Julia Al Akaila. Photo: Michael Barker
A Don’s Life
Residence don Julia Al Akaila discusses the rewards and challenges of the job
New College recognizes the essential role dons play in community building.
“I feed students. I think that’s my reputation—that I feed students.” She laughs, but when you sit across from Julia Al Akaila in her spacious L-shaped don suite on the third fl oor of Wilson Hall, you recognize quickly the truth of that statement— and that the nourishment goes well beyond the sweet treats that regularly emerge from Julia’s oven.
Before graduating in June 2017 with a specialist in Political Science, Julia spent three years as a New College residence don, helping first-years living on campus settle into their new environment and build the kind of community that can ensure their academic and personal success at university. It’s an around-the-clock job, as demanding as it is rewarding and fun. “We’re here for whatever students need. Literally anything,” Julia affirms. In residence, dons typically live on the same hallway as their charges, together forming a ‘house’ and sharing their everyday lives. At New College, which has three integrated residence buildings with a total of 880 beds, a house consists of about 40 to 45 peers. The majority of floors are gender-inclusive, but there are four women-only houses and one exclusively for men. The integrated buildings mean that residence floors, some of which are organized as living learning communities (LLC) focused on specific areas of interest, are located above classrooms or administrative offices on the lower levels. Most residents are NEWtonians, though about 150 living spaces are reserved for students from the professional faculties of Architecture, Engineering, Kinesiology and Music, and 200 for participants in the International Foundation Program (IFP).

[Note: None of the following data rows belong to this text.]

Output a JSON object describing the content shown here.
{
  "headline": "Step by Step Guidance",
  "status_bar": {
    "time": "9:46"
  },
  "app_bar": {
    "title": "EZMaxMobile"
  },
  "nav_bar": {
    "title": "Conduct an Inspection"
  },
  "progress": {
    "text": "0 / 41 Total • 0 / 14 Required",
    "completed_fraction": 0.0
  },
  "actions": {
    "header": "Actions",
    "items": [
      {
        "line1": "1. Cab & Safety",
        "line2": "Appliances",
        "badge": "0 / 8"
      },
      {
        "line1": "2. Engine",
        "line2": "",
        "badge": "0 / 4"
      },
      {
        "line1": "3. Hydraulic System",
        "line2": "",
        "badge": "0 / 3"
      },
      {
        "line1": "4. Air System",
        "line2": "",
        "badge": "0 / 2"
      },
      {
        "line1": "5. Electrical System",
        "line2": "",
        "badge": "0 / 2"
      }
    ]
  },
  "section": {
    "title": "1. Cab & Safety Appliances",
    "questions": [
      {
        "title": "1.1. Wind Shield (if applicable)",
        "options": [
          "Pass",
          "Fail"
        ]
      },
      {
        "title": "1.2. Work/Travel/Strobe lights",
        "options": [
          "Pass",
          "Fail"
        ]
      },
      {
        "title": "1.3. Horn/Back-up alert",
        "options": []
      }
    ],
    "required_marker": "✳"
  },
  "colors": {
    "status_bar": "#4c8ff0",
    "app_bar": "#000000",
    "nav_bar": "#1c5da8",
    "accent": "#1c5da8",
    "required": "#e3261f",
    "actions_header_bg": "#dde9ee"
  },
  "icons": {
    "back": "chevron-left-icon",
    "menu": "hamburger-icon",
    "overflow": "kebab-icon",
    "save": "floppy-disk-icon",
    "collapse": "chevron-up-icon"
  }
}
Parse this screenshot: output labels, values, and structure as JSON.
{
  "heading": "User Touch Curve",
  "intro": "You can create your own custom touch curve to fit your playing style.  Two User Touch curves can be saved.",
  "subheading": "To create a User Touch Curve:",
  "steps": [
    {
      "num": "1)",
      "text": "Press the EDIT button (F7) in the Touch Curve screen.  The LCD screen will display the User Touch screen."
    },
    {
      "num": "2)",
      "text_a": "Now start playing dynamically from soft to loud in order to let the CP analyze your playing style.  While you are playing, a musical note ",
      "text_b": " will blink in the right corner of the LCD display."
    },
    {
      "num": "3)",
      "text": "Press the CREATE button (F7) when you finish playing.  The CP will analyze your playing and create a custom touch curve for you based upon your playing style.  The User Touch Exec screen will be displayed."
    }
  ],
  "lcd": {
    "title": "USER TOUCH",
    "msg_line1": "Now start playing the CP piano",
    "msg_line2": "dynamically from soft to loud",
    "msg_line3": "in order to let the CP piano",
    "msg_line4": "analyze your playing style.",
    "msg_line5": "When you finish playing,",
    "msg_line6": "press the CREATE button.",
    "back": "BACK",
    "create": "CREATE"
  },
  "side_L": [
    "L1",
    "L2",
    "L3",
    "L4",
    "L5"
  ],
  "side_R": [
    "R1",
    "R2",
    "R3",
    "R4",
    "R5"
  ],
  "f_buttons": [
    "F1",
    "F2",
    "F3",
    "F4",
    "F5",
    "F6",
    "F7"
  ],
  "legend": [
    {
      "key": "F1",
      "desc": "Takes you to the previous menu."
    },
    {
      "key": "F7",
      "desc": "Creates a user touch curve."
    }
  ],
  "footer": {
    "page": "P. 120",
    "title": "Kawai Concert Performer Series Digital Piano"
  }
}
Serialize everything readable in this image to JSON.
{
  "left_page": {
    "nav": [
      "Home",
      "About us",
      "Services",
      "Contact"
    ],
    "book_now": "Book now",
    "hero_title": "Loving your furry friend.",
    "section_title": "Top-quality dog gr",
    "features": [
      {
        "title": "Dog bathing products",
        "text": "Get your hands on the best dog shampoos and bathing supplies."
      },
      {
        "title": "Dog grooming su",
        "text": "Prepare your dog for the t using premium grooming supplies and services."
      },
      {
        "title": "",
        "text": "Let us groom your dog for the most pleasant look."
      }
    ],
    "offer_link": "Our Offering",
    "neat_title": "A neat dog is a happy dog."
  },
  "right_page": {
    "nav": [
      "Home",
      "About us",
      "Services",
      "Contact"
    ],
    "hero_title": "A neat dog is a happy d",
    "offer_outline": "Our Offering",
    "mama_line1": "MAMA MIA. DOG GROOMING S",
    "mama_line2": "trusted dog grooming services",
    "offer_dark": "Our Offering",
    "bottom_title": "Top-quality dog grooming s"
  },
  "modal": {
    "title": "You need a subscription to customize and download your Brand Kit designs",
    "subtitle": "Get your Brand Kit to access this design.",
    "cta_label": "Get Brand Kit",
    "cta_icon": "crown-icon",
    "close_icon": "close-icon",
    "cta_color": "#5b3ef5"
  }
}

After showing newcomers the ropes—and some rules of communal living—when they first arrive, dons spend a lot of their time developing a sense of community through organized activities, at least two per month. Socials describe group activities inside the residence building—think a game night in the common room. Actives, on the other hand, require house mates to get outside, to venture beyond the bounds of their familiar floors to a city ice-skating rink or a theatre, for example. Dons also keep their doors open to any kind of concerns the students may have, whether during scheduled office hours in their extra-roomy suites or during casual visits and conversations. The concerns voiced run the gamut of young adult life on campus: difficulties with class assignments and time-management, requests for help choosing a major or accessing university resources, complaints about a noisy neighbour or a messy roommate, homesickness, troubled relationships, feelings of isolation. Leah McCormack-Smith, New College’s director of Residence and Student Life, speaks of her “constant awe” in the face of dons’ “willingness to provide the assistance and compassion that many students need as they move into a new phase of their life.” To Julia, the task is to walk the fi ne line that separates guidance from prescription, support from judgment. “You’re not there to tell the student what you think is best or what you would do if you were in their shoes. You’re there to listen and figure out what it is that they’re not saying, almost. Or what they haven’t figured out but are hinting at,” she says.
Listening and observing, then, paying close attention— those are the skills a good don practices daily. It is also where the food comes in. As the daughter of a Greek-Canadian mother and a Syrian-Lebanese father who grew up in Greece, Julia understands the importance of placemaking, the power of food and mementoes to create connection and a sense of home, especially in an unfamiliar setting like a big research university, away from almost everything and everyone you know. Words fl ow more easily and honestly with a cup of tea in hand; baked goods bond. Her students acknowledge as much: The nomination statement that led to Julia receiving the newly renamed Professor Yves Roberge Community Builder Staff Award in April 2017 specifically mentioned her treats as part of the inclusive, cheerful and safe environment the dedicated don created on her residence floor.
New College recognizes the essential role dons play in community building, and how that sense of belonging can make all the difference in students’ academic success, personal growth and all-around university experience. So much so, in fact, that in 2014 the college established its commuter don program, based on shared geography, to assist the 80 per cent of students who live off campus. Back in residence, Julia admits that some of the conversations she has with students can be tough, that maintaining the balance between friendship and authority which her role requires takes care, patience and skill. She fell into donning almost by accident at the beginning of her third year when the Office of Residence and Student Life (ORSL) needed to fill a position and approached her. So, would she do it again? The answer is a resounding, beaming yes. Besides taking some Equity Studies courses during her time at U of T— whose focus on untold histories and attention to the nuances of language “absolutely blew” her mind—Julia describes watching and helping people find their own path, and sometimes reinvent themselves, as one of the most transformative experiences of her life. It is one from which she has learned at least as much as she has given back, one she would recommend to her peers without hesitation, not least because of the top-notch training she says New College dons receive prior to starting their positions: “I wouldn’t be where I am today if I hadn’t started donning.”